Well, it was ok. Absolutely nothing spectacular but usual chit-chat about growing your business and making it international etc. However one thing got my attention over the others. Risto Siilasmaa presented his list of four critical factors in a successful start-up.
I disagree with every one of them.
- Great idea. Saying it is about the idea sounds like the words of a cynical business angel who has to hear 300 bad pitches per year. Not a single idea out there is great from the start. Think of Google. Two guys wanting to make a search engine bigger than Altavista by using a slightly different algorithm to rank the pages. Think of the milliondollarhomepage.com. Guy wanting to sell pixels on a random website. Idea is great after it has become reality. Before that it’s absolutely worthless.
- Competence. With competence Siilasmaa refers to competent people. It is obviously utter rubbish that the pure competence of the team would have anything to do with a start-up’s success. Academic degrees and experience have their place but the true success stories are built by semi-competent people. Or better yet the real experts join a new venture team when it’s exciting and compelling enough. Making a company sound exciting requires drive, ambition and passion. These have nothing to do with competence. This is something anyone can have from day one.
- Capital. Saying a company needs capital to be successful is like saying a baby needs diapers to pee. It can protect the outside but will never fix the problems inside, only complicates them. On the other hand, money is the most abundant resource out there. Ask for money and everyone thinks you’re ripping them off. Offer them a good service and eventually someone will give you a generous tip.

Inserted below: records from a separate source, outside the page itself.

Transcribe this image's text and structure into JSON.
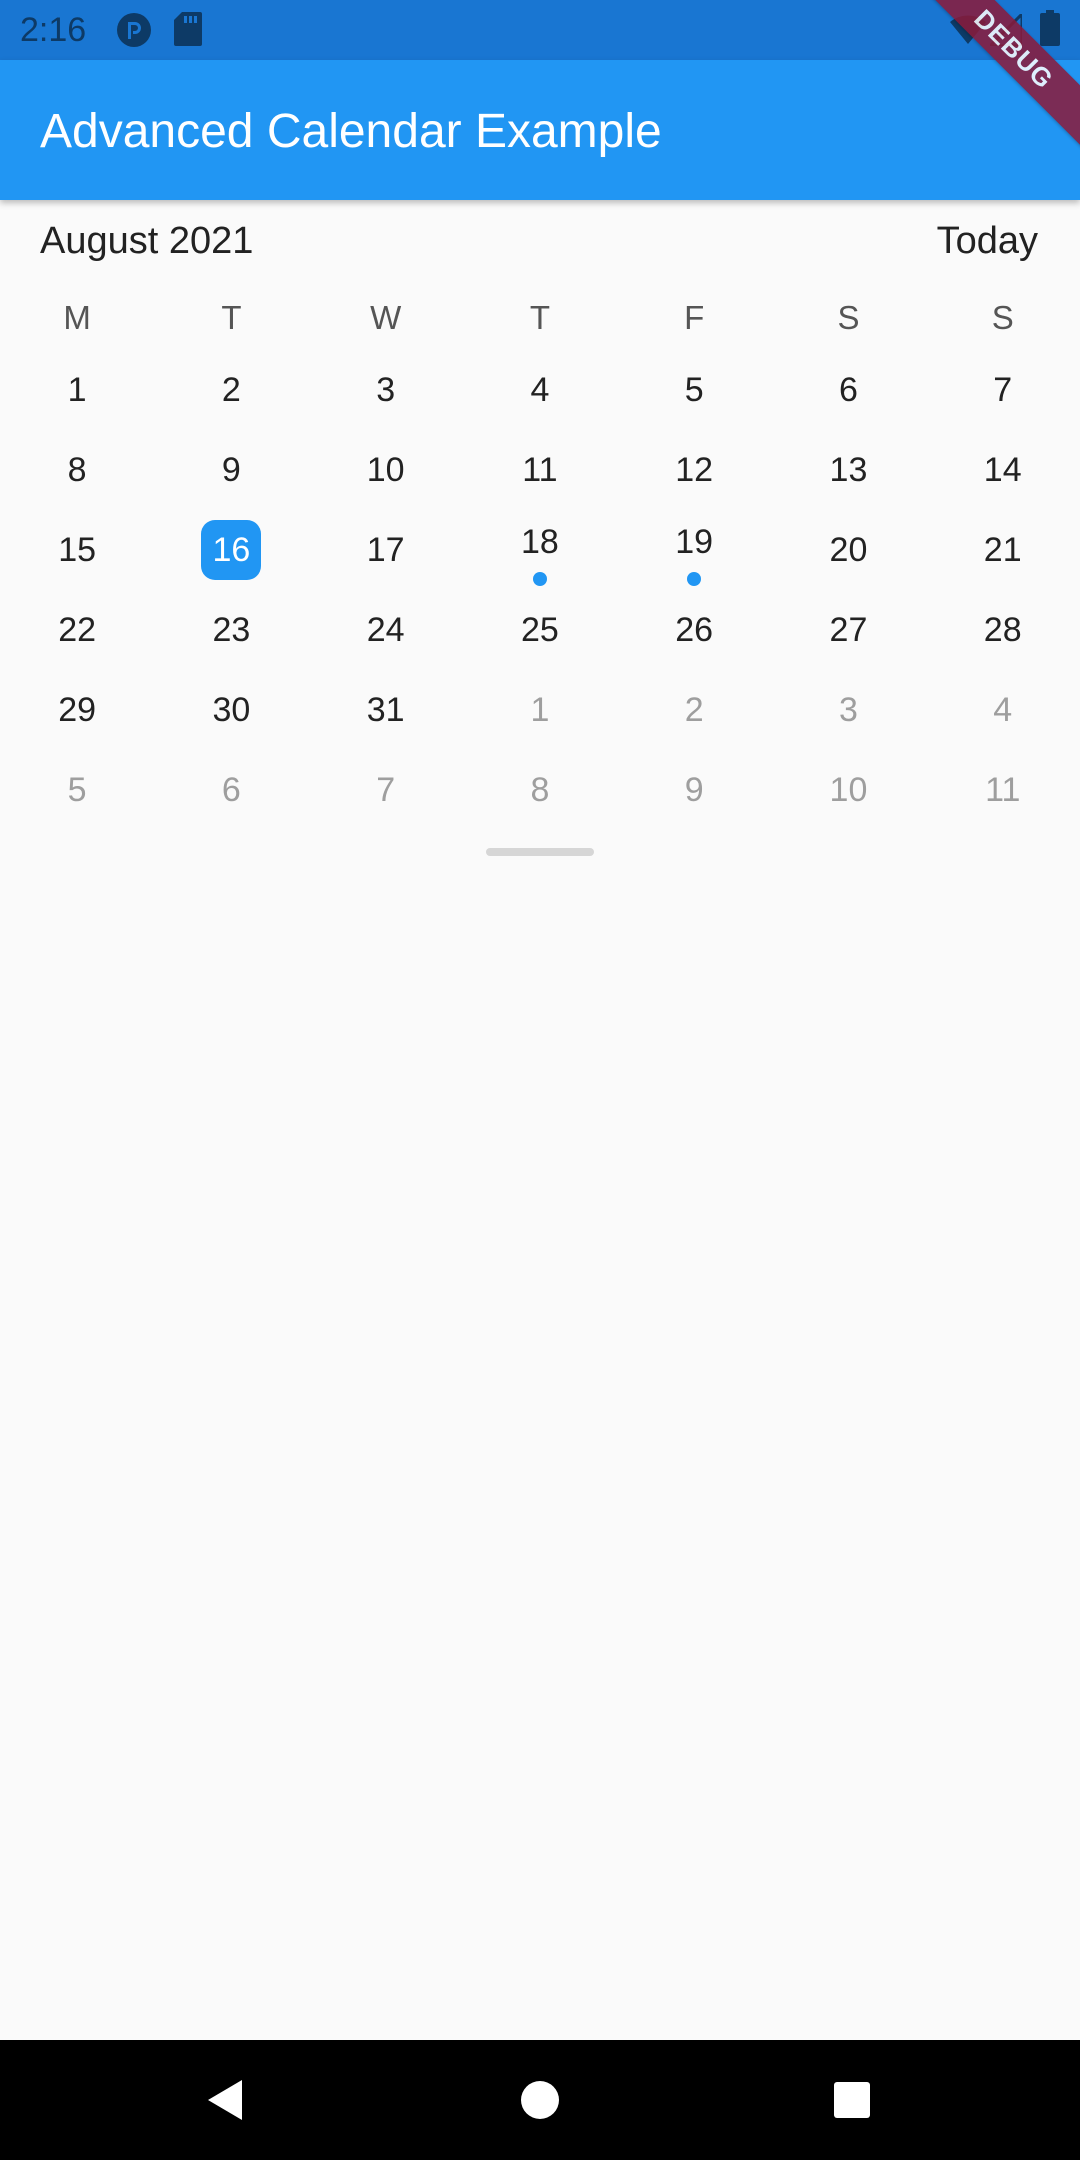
{
  "status_bar": {
    "time": "2:16",
    "icons": [
      "pocket-casts-icon",
      "sd-card-icon",
      "wifi-icon",
      "signal-icon",
      "battery-icon"
    ]
  },
  "app_bar": {
    "title": "Advanced Calendar Example"
  },
  "debug_banner": {
    "label": "DEBUG"
  },
  "calendar": {
    "month_label": "August 2021",
    "today_label": "Today",
    "weekdays": [
      "M",
      "T",
      "W",
      "T",
      "F",
      "S",
      "S"
    ],
    "weeks": [
      [
        {
          "d": "1"
        },
        {
          "d": "2"
        },
        {
          "d": "3"
        },
        {
          "d": "4"
        },
        {
          "d": "5"
        },
        {
          "d": "6"
        },
        {
          "d": "7"
        }
      ],
      [
        {
          "d": "8"
        },
        {
          "d": "9"
        },
        {
          "d": "10"
        },
        {
          "d": "11"
        },
        {
          "d": "12"
        },
        {
          "d": "13"
        },
        {
          "d": "14"
        }
      ],
      [
        {
          "d": "15"
        },
        {
          "d": "16",
          "selected": true
        },
        {
          "d": "17"
        },
        {
          "d": "18",
          "event": true
        },
        {
          "d": "19",
          "event": true
        },
        {
          "d": "20"
        },
        {
          "d": "21"
        }
      ],
      [
        {
          "d": "22"
        },
        {
          "d": "23"
        },
        {
          "d": "24"
        },
        {
          "d": "25"
        },
        {
          "d": "26"
        },
        {
          "d": "27"
        },
        {
          "d": "28"
        }
      ],
      [
        {
          "d": "29"
        },
        {
          "d": "30"
        },
        {
          "d": "31"
        },
        {
          "d": "1",
          "outside": true
        },
        {
          "d": "2",
          "outside": true
        },
        {
          "d": "3",
          "outside": true
        },
        {
          "d": "4",
          "outside": true
        }
      ],
      [
        {
          "d": "5",
          "outside": true
        },
        {
          "d": "6",
          "outside": true
        },
        {
          "d": "7",
          "outside": true
        },
        {
          "d": "8",
          "outside": true
        },
        {
          "d": "9",
          "outside": true
        },
        {
          "d": "10",
          "outside": true
        },
        {
          "d": "11",
          "outside": true
        }
      ]
    ]
  },
  "nav_bar": {
    "buttons": [
      "back-icon",
      "home-icon",
      "recents-icon"
    ]
  },
  "colors": {
    "primary": "#2196f3",
    "status_bar": "#1976d2",
    "selected_day": "#2196f3",
    "event_dot": "#2196f3",
    "outside_day_text": "#9e9e9e",
    "debug_banner": "#8b1a3a"
  }
}
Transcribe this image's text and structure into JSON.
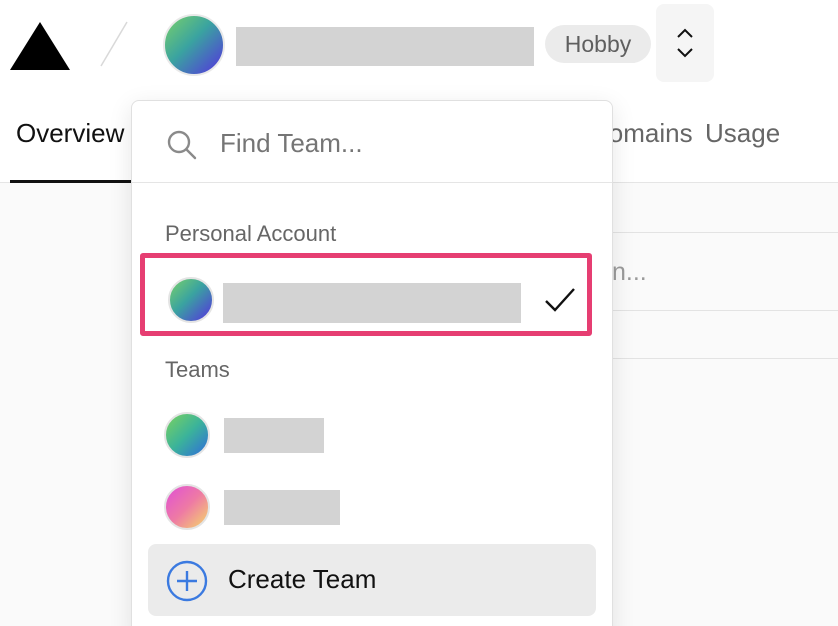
{
  "header": {
    "plan_badge": "Hobby",
    "tabs": [
      {
        "label": "Overview"
      },
      {
        "label": "Domains"
      },
      {
        "label": "Usage"
      }
    ]
  },
  "background": {
    "fragment_text": "n..."
  },
  "team_switcher": {
    "search": {
      "placeholder": "Find Team...",
      "value": ""
    },
    "personal_section_label": "Personal Account",
    "teams_section_label": "Teams",
    "create_label": "Create Team"
  },
  "colors": {
    "highlight_border": "#e63e72",
    "plus_icon": "#3b7ae0"
  }
}
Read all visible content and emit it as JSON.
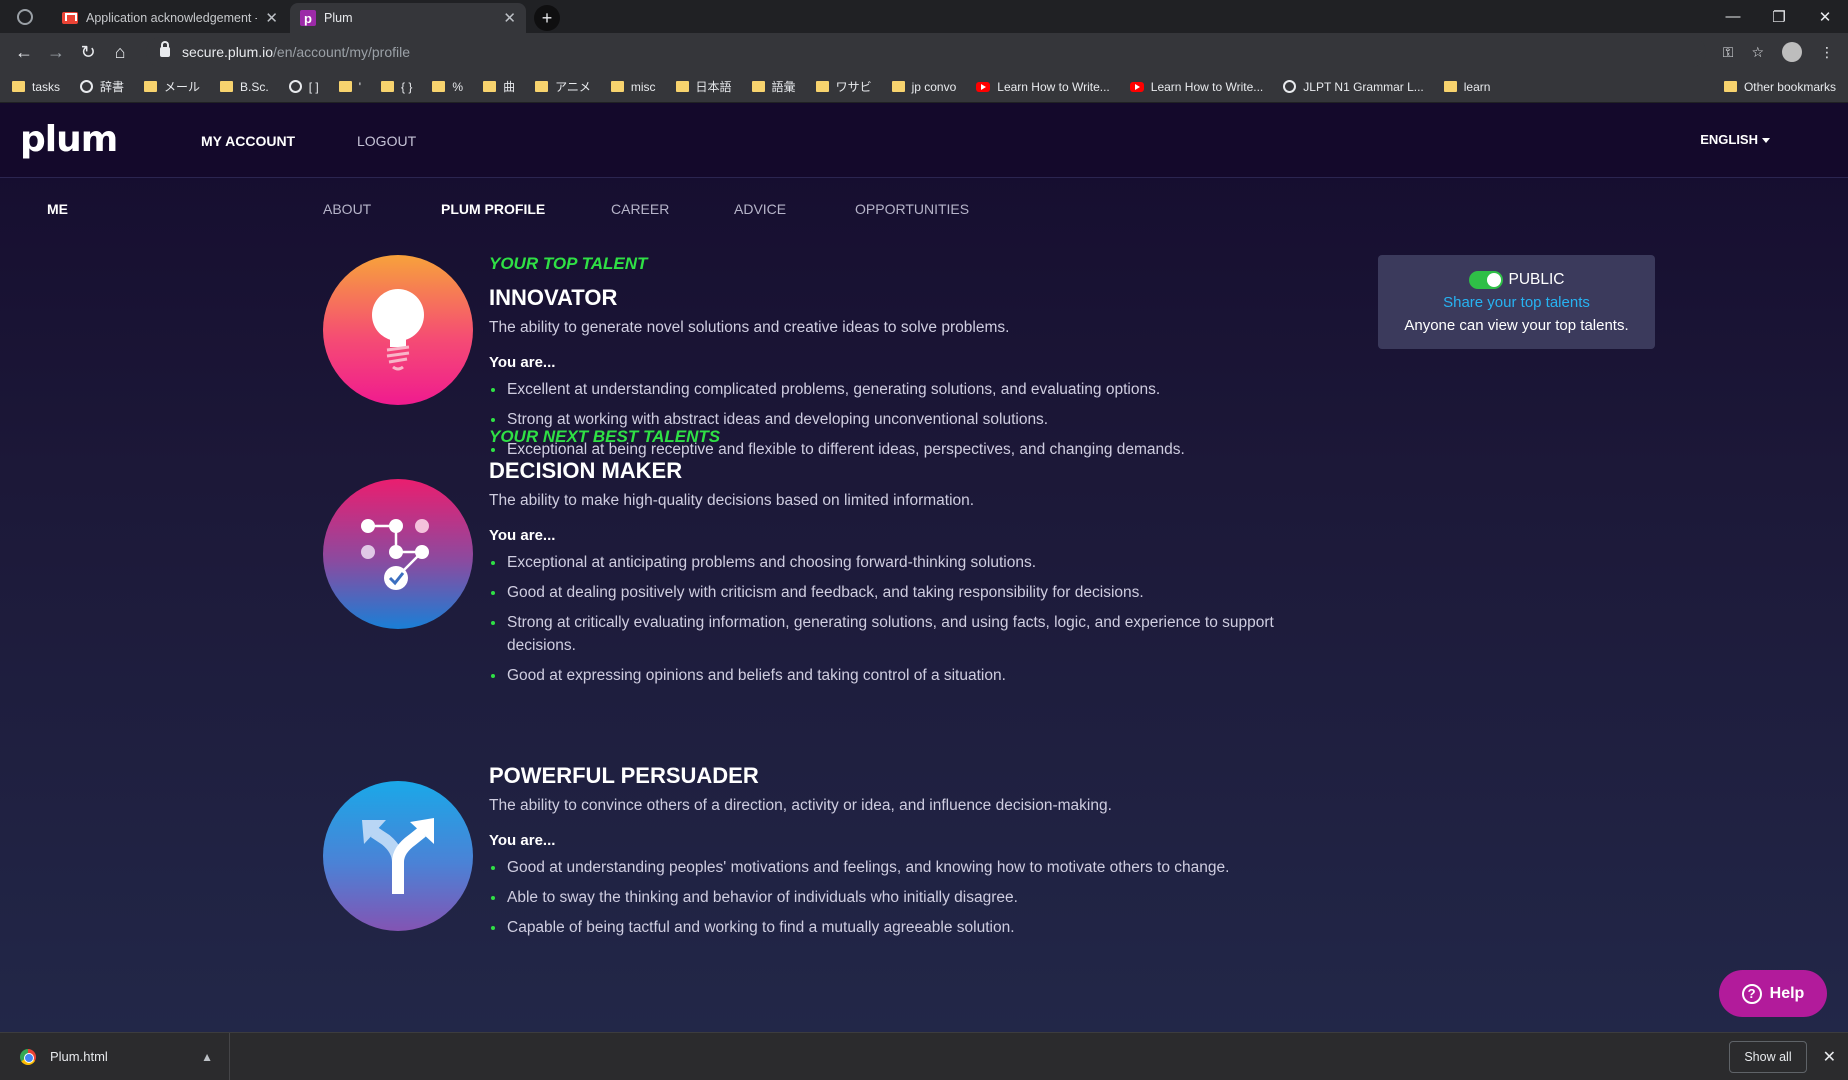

- Functional infrastructure/environment. This last point was about the need of an environment where you find the necessary consultants and apparently also about the socioeconomic situation on the market. Whichever it was or even if he meant both of them, I don’t agree. The causality is missing in this argument. Is the environment causing the success or is the environment actually a consequence of the success itself?
What’s the bottom line?
Don’t buy every half-baked comment the gurus tell you. Form your own opinion.
I spent the afternoon today attending the kick-off session for the Aalto ES Boot Camp. Big thanks go to Petteri Koponen and Taneli Tikka for the inspiring keynote speeches.
But what were you doing there?
I was asked this question a couple of times. Someone might consider it a bit awkward to attend an event that not only were you uninvited but your were especially rejected from the list of participants. Well, it wasn’t quite that bad but I still was the only rogue attendee.
This first event of the boot camp was about the essence of entrepreneurship. One recurring theme in all the keynotes was the persistence of the entrepreneurs – you have to persist through failure. You have to pitch your idea a 1000 times to get good at it.
The program itself presented the justification for my stay.
In the end of the day, it all came down to a one-minute pitch by each team. I wasn’t especially invited to pitch but I asked for a permission to do so. Hard to say to no to that.
The end result was that three people came personally to thank me for an excellent pitch and considered it to be the most memorable of all the 14 pitches. They could even be right. The whole situation was on my side:
- My presence there showed true entrepreneurial spirit.
- I was instantly different from everyone else.
- Being different means being more memorable.
- Since I was rejected, my idea wasn’t expected to be any good.
- I had absolutely no pressure to pitch well.
So, whatever you do, find a way to stand out in a positive way. Sometimes it’s good to be bad.